### EXERCISE DESCRIPTION:
Which lines hold the string "link"? Copy each of them from the material below.

### SUPPLIED ENTRIES:
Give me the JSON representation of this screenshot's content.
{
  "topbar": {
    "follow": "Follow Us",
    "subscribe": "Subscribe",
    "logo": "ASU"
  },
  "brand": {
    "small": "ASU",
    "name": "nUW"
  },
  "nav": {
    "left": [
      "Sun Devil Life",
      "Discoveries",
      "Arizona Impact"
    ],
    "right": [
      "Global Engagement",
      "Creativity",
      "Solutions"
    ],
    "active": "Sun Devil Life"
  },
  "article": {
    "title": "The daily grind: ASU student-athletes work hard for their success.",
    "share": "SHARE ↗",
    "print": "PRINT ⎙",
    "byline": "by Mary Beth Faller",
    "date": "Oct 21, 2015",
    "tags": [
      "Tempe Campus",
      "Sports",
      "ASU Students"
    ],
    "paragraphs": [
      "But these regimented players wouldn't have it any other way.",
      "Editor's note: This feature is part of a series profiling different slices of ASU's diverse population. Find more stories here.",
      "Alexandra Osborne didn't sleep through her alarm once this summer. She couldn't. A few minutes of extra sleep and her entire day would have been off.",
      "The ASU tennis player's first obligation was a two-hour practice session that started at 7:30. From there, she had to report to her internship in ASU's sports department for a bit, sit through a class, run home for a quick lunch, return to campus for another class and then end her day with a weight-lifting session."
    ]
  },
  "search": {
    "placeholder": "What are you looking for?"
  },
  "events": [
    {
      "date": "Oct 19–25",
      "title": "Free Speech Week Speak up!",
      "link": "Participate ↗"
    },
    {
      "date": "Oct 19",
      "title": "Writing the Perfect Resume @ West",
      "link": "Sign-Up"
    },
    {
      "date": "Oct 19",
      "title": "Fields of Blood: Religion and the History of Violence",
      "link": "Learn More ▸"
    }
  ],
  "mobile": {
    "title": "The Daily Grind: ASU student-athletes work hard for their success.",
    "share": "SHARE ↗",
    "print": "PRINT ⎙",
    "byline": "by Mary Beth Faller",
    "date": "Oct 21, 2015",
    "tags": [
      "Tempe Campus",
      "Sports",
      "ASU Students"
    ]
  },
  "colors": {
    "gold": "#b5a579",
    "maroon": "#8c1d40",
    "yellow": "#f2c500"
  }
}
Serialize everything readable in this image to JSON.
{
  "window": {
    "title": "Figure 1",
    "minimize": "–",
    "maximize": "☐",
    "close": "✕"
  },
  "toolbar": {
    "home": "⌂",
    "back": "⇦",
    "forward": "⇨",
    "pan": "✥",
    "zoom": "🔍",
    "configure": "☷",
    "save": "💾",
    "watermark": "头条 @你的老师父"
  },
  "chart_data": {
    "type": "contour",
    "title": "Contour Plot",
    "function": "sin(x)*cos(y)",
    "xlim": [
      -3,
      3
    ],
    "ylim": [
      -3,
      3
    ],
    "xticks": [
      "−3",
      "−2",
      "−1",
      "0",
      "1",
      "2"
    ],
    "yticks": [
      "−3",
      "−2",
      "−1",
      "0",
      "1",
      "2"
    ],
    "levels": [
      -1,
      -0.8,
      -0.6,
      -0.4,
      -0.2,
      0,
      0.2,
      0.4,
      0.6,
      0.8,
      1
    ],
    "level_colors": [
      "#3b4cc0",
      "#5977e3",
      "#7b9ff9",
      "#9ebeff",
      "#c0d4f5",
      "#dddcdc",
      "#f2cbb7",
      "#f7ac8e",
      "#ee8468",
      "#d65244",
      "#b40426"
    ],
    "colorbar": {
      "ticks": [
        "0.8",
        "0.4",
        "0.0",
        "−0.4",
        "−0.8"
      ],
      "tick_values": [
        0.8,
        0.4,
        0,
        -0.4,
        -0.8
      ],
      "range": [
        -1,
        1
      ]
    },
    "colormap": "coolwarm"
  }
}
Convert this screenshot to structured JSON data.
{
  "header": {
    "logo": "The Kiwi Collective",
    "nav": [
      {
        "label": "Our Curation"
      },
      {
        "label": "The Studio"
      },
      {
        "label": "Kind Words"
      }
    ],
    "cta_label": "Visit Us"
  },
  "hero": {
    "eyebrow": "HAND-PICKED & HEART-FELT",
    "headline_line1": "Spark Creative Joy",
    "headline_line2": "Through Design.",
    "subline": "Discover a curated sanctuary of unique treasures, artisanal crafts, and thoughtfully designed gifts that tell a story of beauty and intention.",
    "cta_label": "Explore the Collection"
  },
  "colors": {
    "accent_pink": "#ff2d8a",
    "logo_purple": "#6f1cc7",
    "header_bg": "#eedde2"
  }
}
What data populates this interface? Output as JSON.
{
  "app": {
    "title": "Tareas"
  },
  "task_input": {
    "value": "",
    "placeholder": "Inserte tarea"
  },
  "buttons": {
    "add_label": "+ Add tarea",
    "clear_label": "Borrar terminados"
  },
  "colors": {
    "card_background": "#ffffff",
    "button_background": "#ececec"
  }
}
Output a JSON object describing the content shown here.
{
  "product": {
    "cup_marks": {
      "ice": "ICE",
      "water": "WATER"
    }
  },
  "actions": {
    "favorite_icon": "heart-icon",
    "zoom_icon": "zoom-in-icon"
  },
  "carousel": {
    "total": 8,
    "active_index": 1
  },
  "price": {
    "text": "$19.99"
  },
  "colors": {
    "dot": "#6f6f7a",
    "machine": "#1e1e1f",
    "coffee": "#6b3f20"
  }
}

### SOLUTION BELOW:
      "link": "Participate ↗"
      "link": "Sign-Up"
      "link": "Learn More ▸"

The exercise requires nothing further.